The idea of “mean behind the screen” also needs our attention. The Guardian wrote an excellent article about how people behave when they cannot see each other. Someone can write “I hate you” or “You are ugly” or “I want you dead” to a stranger without consequences and the child ego feels satisfied for having released that negative emotion. Why would those messages even REACH someone that person has no connection with? Surely social media could penalise or even prevent this from happening? Let’s go back to message filtering.
If I want to message my cousin on LinkedIn, I have to pay LinkedIn. Unsurprisingly, LinkedIn is used more for professional purposes than social ones. This harks back to the bad old days of Friends Reunited, when you were so annoyed at the 20 minutes you never get back registering for Friends Reunited to be asked at checkout for £7.50 – the mistake being not asking up front to give the person the choice for use of their time – that you grudgingly join to see you unwittingly ignored old friends from before the Internet and missed invitations you knew nothing about.
Now, Facebook-owned Instagram has let the cat out of the bag. By posting on Instagram, you can receive comments and be messaged by strangers. This is worse for girls than boys and particularly dangerous for young, vulnerable and hormonal young girls, particularly today when gender equality has gone backwards, thanks to our male-dominated media.
Social media has let mysogony, homophobia, harrasment and bullying out of the woodwork. These have always been there, but as Gretchen Carlson can prove, creepy rich bosses can now not quietly whisper their harrassment to female employees. Anyone can be taped or filmed and using our devices to name and shame bullies and abusers is one way to go. Like companies responding on Twitter, bad PR does damage people’s reputation.
A bully may still have their time in front of their gang in the primary school playground, but when they want to become a CEO or run for office in two decades time, their behaviour will no longer be something they can sweep under the carpet.
Sadly, social media has allowed badly advised posts to end careers. However, a post is just one part of a human interaction. I think we need to give decent people the benefit of the doubt when they make mistakes by at least giving them a response before all hell brakes loose. This allows us to provide new information, to give someone another perspective, to disagree or to challenge them before the guillotine falls.
There needs to be safety for decent people. We need to understand and define human behaviour and draw patterns to learn how to respond to it for ourselves, our families, our celebrities and the general wider society so these damaging types of behaviour evolve with the rest of us.
Key moves – three things to remember when you witness or experience bullying or negging.

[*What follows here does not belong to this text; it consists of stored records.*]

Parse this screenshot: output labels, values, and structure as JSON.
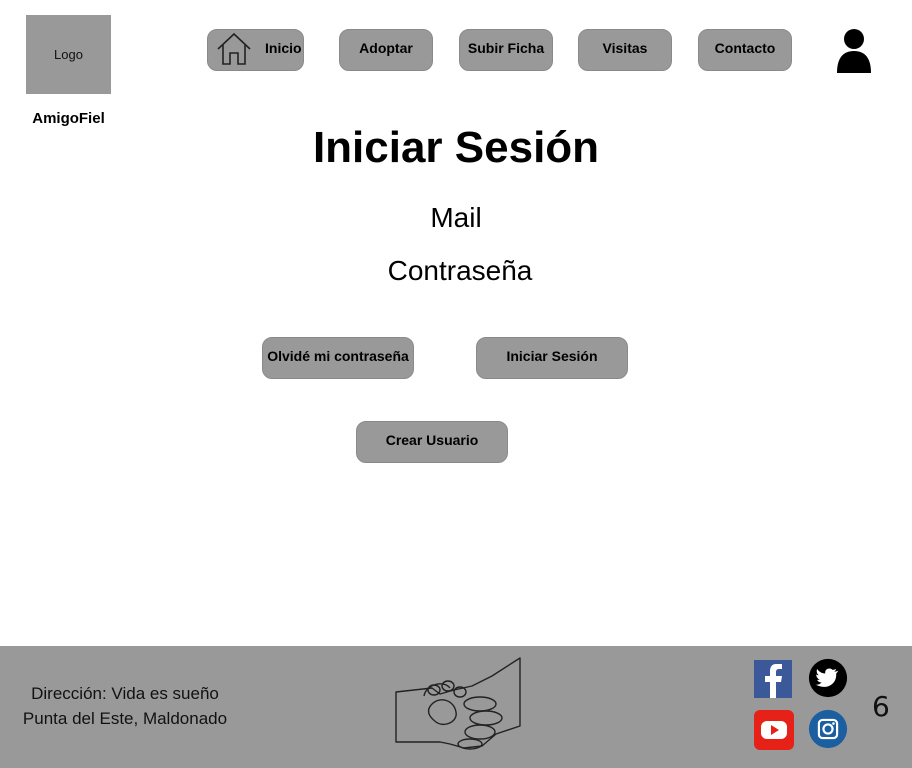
{
  "header": {
    "logo_text": "Logo",
    "brand_name": "AmigoFiel",
    "nav": [
      {
        "label": "Inicio",
        "icon": "home-icon"
      },
      {
        "label": "Adoptar"
      },
      {
        "label": "Subir Ficha"
      },
      {
        "label": "Visitas"
      },
      {
        "label": "Contacto"
      }
    ],
    "user_icon": "user-icon"
  },
  "main": {
    "title": "Iniciar Sesión",
    "mail_label": "Mail",
    "password_label": "Contraseña",
    "forgot_button": "Olvidé mi contraseña",
    "login_button": "Iniciar Sesión",
    "create_button": "Crear Usuario"
  },
  "footer": {
    "address_line1": "Dirección: Vida es sueño",
    "address_line2": "Punta del Este, Maldonado",
    "center_icon": "handshake-paw-icon",
    "social": [
      "facebook-icon",
      "twitter-icon",
      "youtube-icon",
      "instagram-icon"
    ],
    "page_number": "6"
  },
  "colors": {
    "button_gray": "#999999",
    "footer_gray": "#999999",
    "facebook": "#3b5998",
    "youtube": "#e62117",
    "instagram": "#1b5fa0"
  }
}
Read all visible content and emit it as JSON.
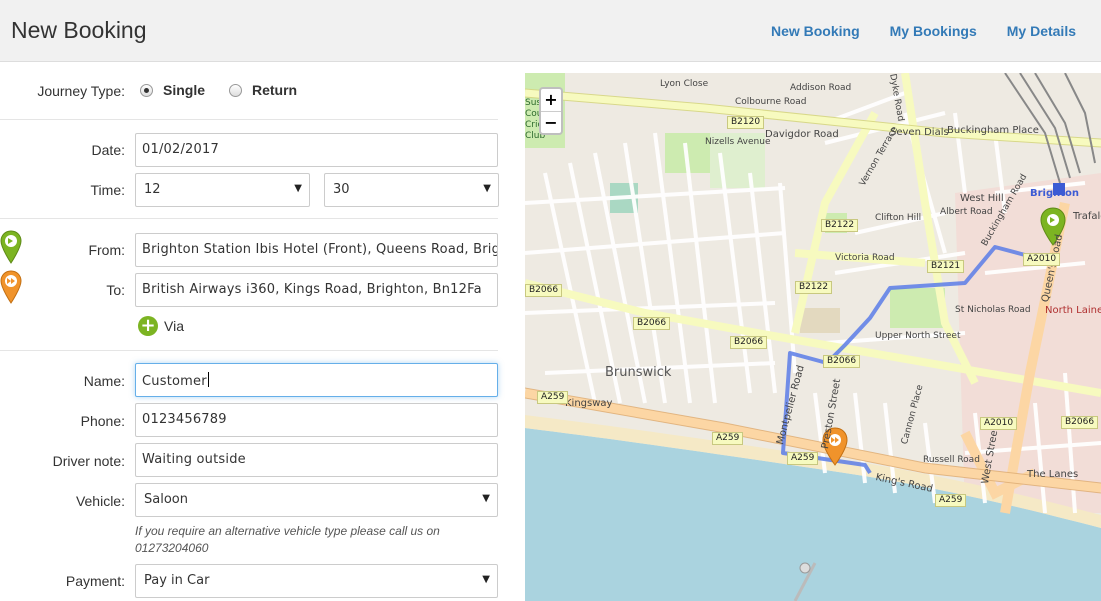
{
  "header": {
    "title": "New Booking",
    "nav": [
      "New Booking",
      "My Bookings",
      "My Details"
    ]
  },
  "form": {
    "journey_type_label": "Journey Type:",
    "journey_options": [
      "Single",
      "Return"
    ],
    "journey_selected": "Single",
    "date_label": "Date:",
    "date_value": "01/02/2017",
    "time_label": "Time:",
    "time_hour": "12",
    "time_minute": "30",
    "from_label": "From:",
    "from_value": "Brighton Station Ibis Hotel (Front), Queens Road, Brighton",
    "to_label": "To:",
    "to_value": "British Airways i360, Kings Road, Brighton, Bn12Fa",
    "via_label": "Via",
    "name_label": "Name:",
    "name_value": "Customer",
    "phone_label": "Phone:",
    "phone_value": "0123456789",
    "driver_note_label": "Driver note:",
    "driver_note_value": "Waiting outside",
    "vehicle_label": "Vehicle:",
    "vehicle_value": "Saloon",
    "vehicle_note": "If you require an alternative vehicle type please call us on 01273204060",
    "payment_label": "Payment:",
    "payment_value": "Pay in Car"
  },
  "map": {
    "zoom_in": "+",
    "zoom_out": "−",
    "labels": {
      "brunswick": "Brunswick",
      "brighton": "Brighton",
      "the_lanes": "The Lanes",
      "north_laine": "North Laine",
      "seven_dials": "Seven Dials",
      "buckingham_place": "Buckingham Place",
      "west_hill": "West Hill",
      "kingsway": "Kingsway",
      "kings_road": "King's Road",
      "queens_road": "Queen's Road",
      "dyke_road": "Dyke Road",
      "davigdor_road": "Davigdor Road",
      "vernon_terrace": "Vernon Terrace",
      "montpelier_road": "Montpelier Road",
      "preston_street": "Preston Street",
      "upper_north_street": "Upper North Street",
      "west_street": "West Street",
      "sussex_cricket": "Sussex County Cricket Club",
      "lyon_close": "Lyon Close",
      "addison_road": "Addison Road",
      "colbourne_road": "Colbourne Road",
      "nizells_avenue": "Nizells Avenue",
      "clifton_hill": "Clifton Hill",
      "victoria_road": "Victoria Road",
      "russell_road": "Russell Road",
      "cannon_place": "Cannon Place",
      "st_nicholas_road": "St Nicholas Road",
      "buckingham_road": "Buckingham Road",
      "albert_road": "Albert Road",
      "trafalgar": "Trafalg"
    },
    "road_refs": {
      "b2120": "B2120",
      "b2122_a": "B2122",
      "b2122_b": "B2122",
      "b2066_a": "B2066",
      "b2066_b": "B2066",
      "b2066_c": "B2066",
      "b2066_d": "B2066",
      "b2066_e": "B2066",
      "b2121": "B2121",
      "a2010_a": "A2010",
      "a2010_b": "A2010",
      "a259_a": "A259",
      "a259_b": "A259",
      "a259_c": "A259",
      "a259_d": "A259"
    },
    "colors": {
      "land": "#f2efe9",
      "sea": "#aad3df",
      "beach": "#f5e9c6",
      "park": "#cdebb0",
      "primary_road": "#fcd6a4",
      "secondary_road": "#f7fabf",
      "route": "#5b7de8",
      "from_pin": "#7cb422",
      "to_pin": "#f0932b"
    }
  }
}
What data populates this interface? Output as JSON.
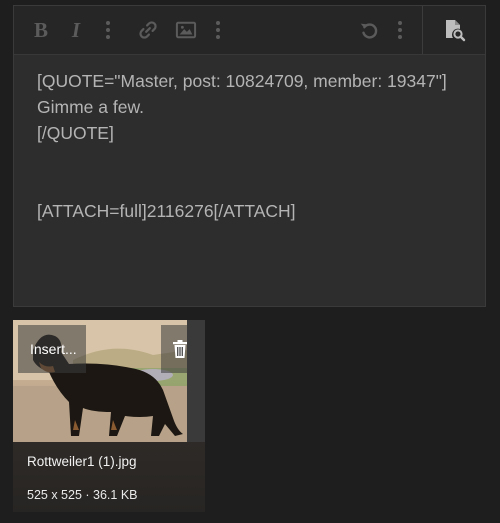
{
  "toolbar": {
    "bold_label": "B",
    "italic_label": "I",
    "buttons": [
      "bold-icon",
      "italic-icon",
      "more-options-icon",
      "link-icon",
      "image-icon",
      "more-options-icon",
      "undo-icon",
      "more-options-icon",
      "preview-icon"
    ]
  },
  "editor": {
    "lines": [
      "[QUOTE=\"Master, post: 10824709, member: 19347\"]",
      "Gimme a few.",
      "[/QUOTE]",
      "",
      "",
      "[ATTACH=full]2116276[/ATTACH]"
    ]
  },
  "attachment": {
    "insert_label": "Insert...",
    "file_name": "Rottweiler1 (1).jpg",
    "meta": "525 x 525 · 36.1 KB"
  },
  "colors": {
    "background": "#1e1e1e",
    "editor_bg": "#2d2d2d",
    "toolbar_bg": "#262626",
    "text": "#b4b4b4",
    "icon_muted": "#5b5b5b"
  }
}
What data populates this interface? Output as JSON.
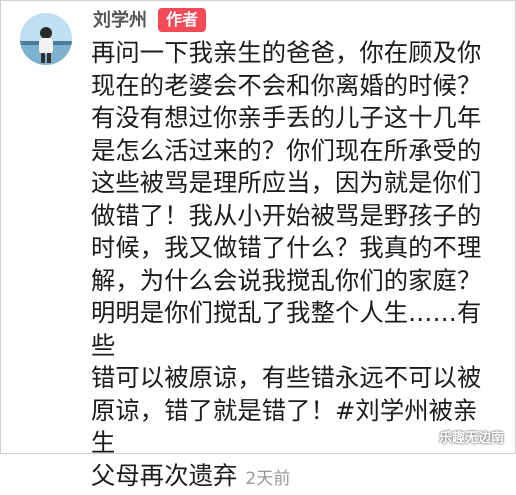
{
  "comment": {
    "author_name": "刘学州",
    "author_badge": "作者",
    "text_lines": [
      "再问一下我亲生的爸爸，你在顾及你",
      "现在的老婆会不会和你离婚的时候？",
      "有没有想过你亲手丢的儿子这十几年",
      "是怎么活过来的？你们现在所承受的",
      "这些被骂是理所应当，因为就是你们",
      "做错了！我从小开始被骂是野孩子的",
      "时候，我又做错了什么？我真的不理",
      "解，为什么会说我搅乱你们的家庭？",
      "明明是你们搅乱了我整个人生……有些",
      "错可以被原谅，有些错永远不可以被",
      "原谅，错了就是错了！#刘学州被亲生",
      "父母再次遗弃"
    ],
    "timestamp": "2天前"
  },
  "watermark": "乐趣无边南",
  "colors": {
    "badge_bg": "#f24a57",
    "name_color": "#555555",
    "time_color": "#999999"
  }
}
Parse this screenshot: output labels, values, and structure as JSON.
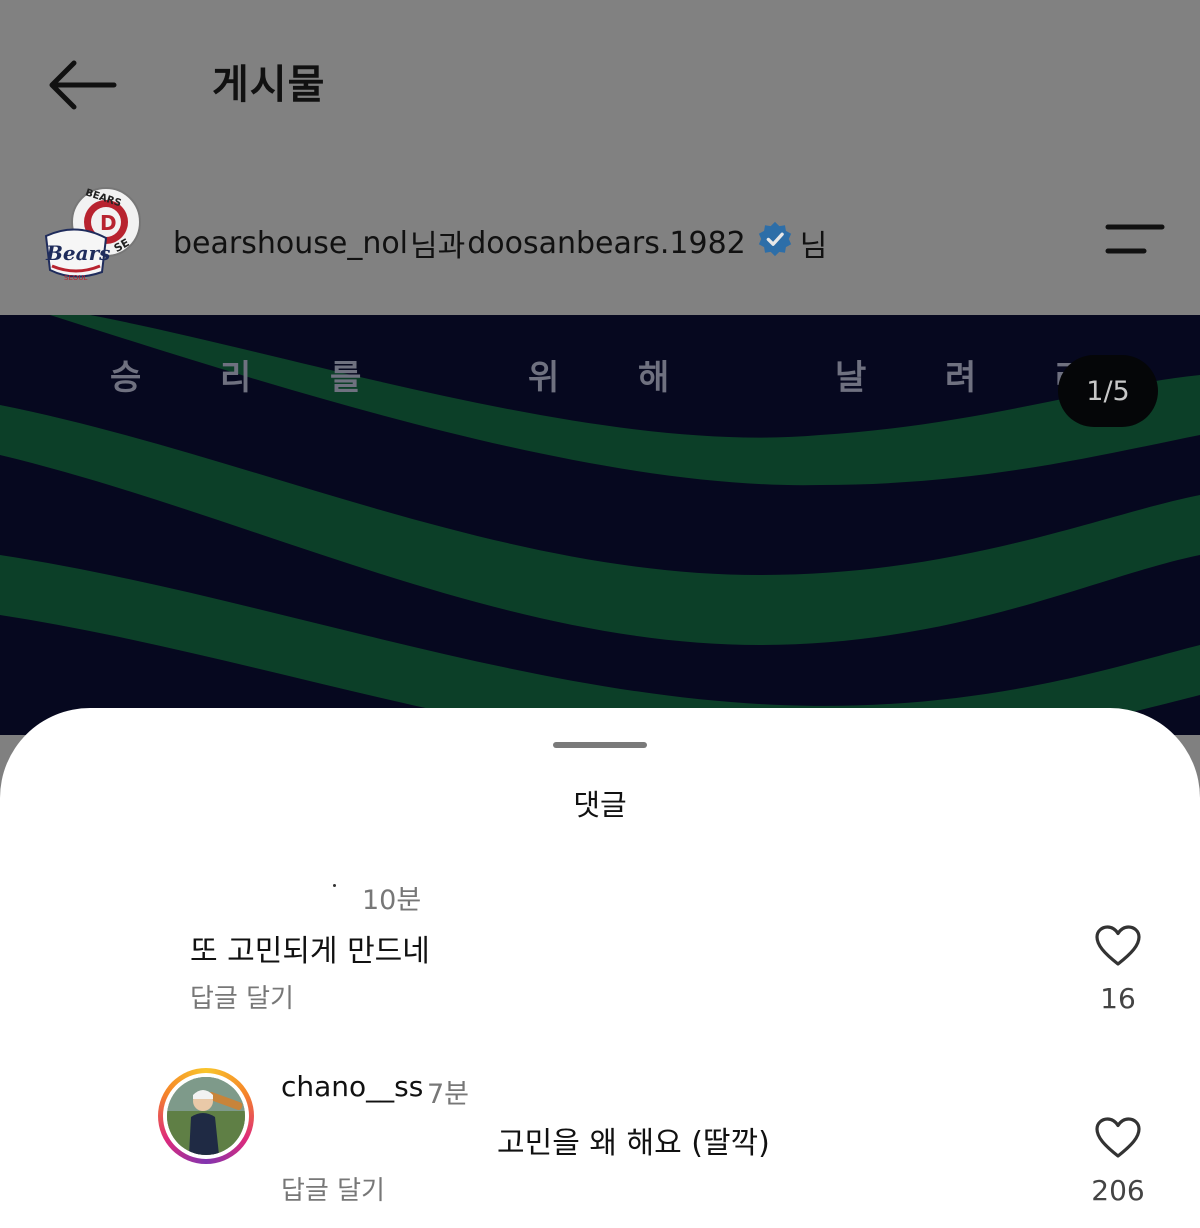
{
  "header": {
    "title": "게시물",
    "account_1": "bearshouse_nol",
    "connector": "님과",
    "account_2": "doosanbears.1982",
    "suffix": "님",
    "back_icon": "arrow-left-icon",
    "menu_icon": "menu-lines-icon",
    "verified_icon": "verified-badge-icon"
  },
  "post": {
    "slogan": [
      "승",
      "리",
      "를",
      "위",
      "해",
      "날",
      "려",
      "라"
    ],
    "pager": "1/5"
  },
  "comments_sheet": {
    "title": "댓글",
    "comments": [
      {
        "time": "10분",
        "text": "또 고민되게 만드네",
        "reply_label": "답글 달기",
        "likes": "16"
      },
      {
        "username": "chano__ss",
        "time": "7분",
        "text": "고민을 왜 해요 (딸깍)",
        "reply_label": "답글 달기",
        "likes": "206"
      }
    ]
  },
  "colors": {
    "header_bg": "#818181",
    "banner_bg": "#06081f",
    "stripe_green": "#0d4a2e",
    "verified_blue": "#0095f6"
  }
}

Find complete self acceptance – this is learning to accept ourselves completely as the human being we are with our nature and our nurture as we can only be this so to be proud of it and not fight ourselves.
Shed unhelpful opinions – As Brene Brown says in Call to Courage on Netflix (see below) people like sitting in the cheap seats and sharing their judgments and opinions, but these have no weight. Let them float away.
Bullying is a game that needs players – we can choose not to play. People give bullies too much credit for ignorance. They say unkind things deliberately to get a reaction. It is a stimulus that wants a response and so if they do not get one, they go off elsewhere in search of people to play with. It is inaccurate to say people don’t know the affect they have on others as their main aim is to have affect and therefore control, over someone else. It is not personal, it is always about the person making the stimulus not the one making the response.